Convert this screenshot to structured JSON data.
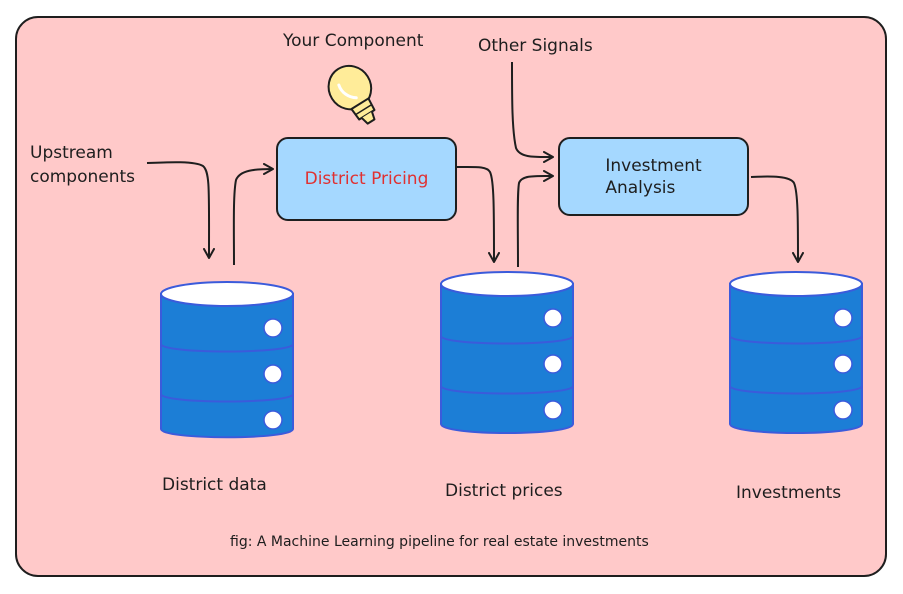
{
  "labels": {
    "your_component": "Your Component",
    "other_signals": "Other Signals",
    "upstream_line1": "Upstream",
    "upstream_line2": "components",
    "district_data": "District data",
    "district_prices": "District prices",
    "investments": "Investments",
    "caption": "fig: A Machine Learning pipeline for real estate investments"
  },
  "boxes": {
    "district_pricing": "District Pricing",
    "investment_analysis_line1": "Investment",
    "investment_analysis_line2": "Analysis"
  },
  "colors": {
    "frame_fill": "#ffc9c9",
    "stroke": "#1e1e1e",
    "box_fill": "#a5d8ff",
    "highlight_text": "#e03131",
    "db_fill": "#1c7ed6",
    "db_stroke": "#3b5bdb",
    "bulb_fill": "#ffec99"
  },
  "icons": [
    "lightbulb-icon",
    "database-icon"
  ]
}
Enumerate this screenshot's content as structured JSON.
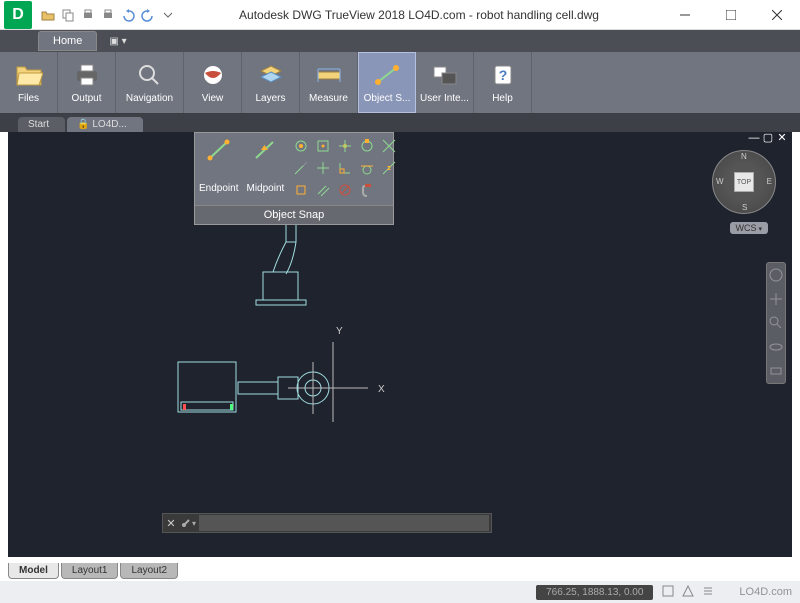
{
  "title": "Autodesk DWG TrueView 2018     LO4D.com - robot handling cell.dwg",
  "app_letter": "D",
  "home_label": "Home",
  "ribbon": [
    {
      "label": "Files",
      "name": "files-button"
    },
    {
      "label": "Output",
      "name": "output-button"
    },
    {
      "label": "Navigation",
      "name": "navigation-button"
    },
    {
      "label": "View",
      "name": "view-button"
    },
    {
      "label": "Layers",
      "name": "layers-button"
    },
    {
      "label": "Measure",
      "name": "measure-button"
    },
    {
      "label": "Object S...",
      "name": "object-snap-button"
    },
    {
      "label": "User Inte...",
      "name": "user-interface-button"
    },
    {
      "label": "Help",
      "name": "help-button"
    }
  ],
  "doc_tabs": [
    {
      "label": "Start",
      "active": false
    },
    {
      "label": "LO4D...",
      "active": true
    }
  ],
  "osnap": {
    "endpoint": "Endpoint",
    "midpoint": "Midpoint",
    "title": "Object Snap"
  },
  "viewcube": {
    "face": "TOP",
    "n": "N",
    "s": "S",
    "e": "E",
    "w": "W",
    "wcs": "WCS"
  },
  "axes": {
    "x": "X",
    "y": "Y"
  },
  "layout_tabs": [
    {
      "label": "Model",
      "active": true
    },
    {
      "label": "Layout1",
      "active": false
    },
    {
      "label": "Layout2",
      "active": false
    }
  ],
  "status": {
    "coords": "766.25, 1888.13, 0.00",
    "watermark": "LO4D.com"
  }
}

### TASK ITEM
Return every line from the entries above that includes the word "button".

### SOLUTION
      "name": "files-button"
      "name": "output-button"
      "name": "navigation-button"
      "name": "view-button"
      "name": "layers-button"
      "name": "measure-button"
      "name": "object-snap-button"
      "name": "user-interface-button"
      "name": "help-button"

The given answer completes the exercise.